He lived up to his promise, riding in a support role on the final mountain stages. Though he struggled on the final slopes of Mont Ventoux, Wiggins managed to finish fourth overall, while Vande Velde finished eighth.
VeloNews caught up with Vande Velde in the week following the Tour to ask him to reflect on his second consecutive top-10, and what more we can expect from him in 2009.
VeloNews: I suppose it’s a no-brainer that you’ll be defending your title in Missouri. How important is the race to you?
Christian Vande Velde: Missouri is the icing on the cake. It’s all about coming home and trying to do a good race and put together what you still have at the end of the season. It’s my home race — throughout my career I’ve never had the opportunity to have a home race, other than Downers Grove — so yeah, I want to showcase myself and do a good race in front of my family and friends. But I can’t do any better than win.
VN: How about the world championships?
CVV: I don’t think so. It’s been a hard year, with my injuries and all that. It’s not like I was out on vacation when I crashed. It was a lot of time and effort, putting my body back together and hurrying up and trying to do the best I could throughout May and June. It was a lot of stress on my body. It wasn’t time off, per se, like a lot of people sometimes think it is. I didn’t race, but in a way it was just as stressful getting myself to start line in Monaco.
VN: Last year you attributed your breakthrough season, in part, to overcoming muscle imbalances. How much did the crash affect your back problems?
CVV: It’s always pretty rough after I take time off bike. It’s just tight, you know, all those adhesions. But I always feel better after I get worked on, and after I race, which is kind of weird. The crash at the Giro didn’t help it. I was getting over those problems and imbalances. But did it put me back to square one? No. But it didn’t help things out, that’s for sure. It just added to the list of things that are tight.
VN: After you were dropped at Verbier and lost any chance of making the podium, you were pretty upbeat, saying you were just happy to be riding at the Tour. Now that you’ve had some time to reflect, do you still feel the same way?

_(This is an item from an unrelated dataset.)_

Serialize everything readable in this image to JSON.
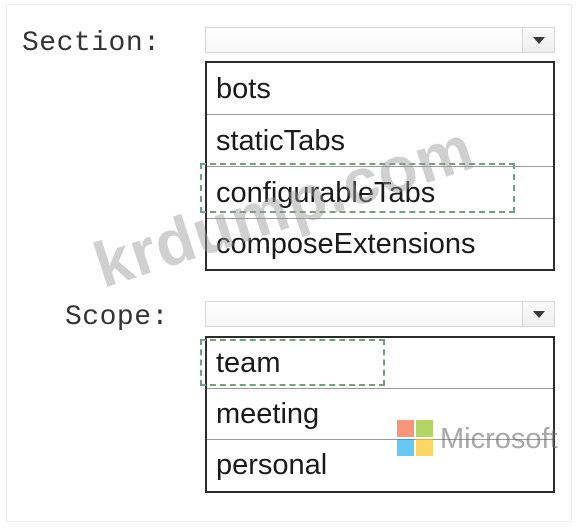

CVV: Oh yeah, I am still where I was with that. Verbier was really my worst day of the Tour, by a long shot. The hardest day, where it really mattered, was the Grand Bornand stage, with five mountains, and that was my best day. I’m really happy with my Tour and how it went. To have the preparation that I did and to still be top 10, it really gives me a lot of confidence for next year. It actually gives me more confidence than I had last year going into this year. Last year was the first time in the top 10, and this was second time going top 10, and with not half the preparation that I had last year. It shows me I do have something for the Tour de France, and I’ll be ready for next year for sure. I’m already looking forward to it.
VN: Wiggins was really the revelation, and he wants to improve on his performance and reach the podium. How do you see that affecting the team dynamic?
CVV: Yeah, it’s a bit strange, going from just focusing on one person, but our team is really open. As you saw this year, if Bradley is going better than I am, I have no problem working for him, and I would just hope the same if the roles are reversed. And I have confidence in Bradley that he would do the same for me.
VN: At this year’s Giro we saw a lot being made about Liquigas, whether or not Franco Pelizotti would ride for Ivan Basso, or vice versa. But I didn’t hear much talk about that happening at Garmin prior to Verbier.
CVV: Yeah, I think a lot of times they have a lot of pressure put on themselves, too, and they would never ride for anyone else. They’ve always been just leaders in their own right. I think it’s really hard for Ivan to work for somebody else. He’s always been the leader, and for him to just be thinking about the Giro, and just thinking about himself, it’s hard to think anything less than that he’s going to be winning the Giro.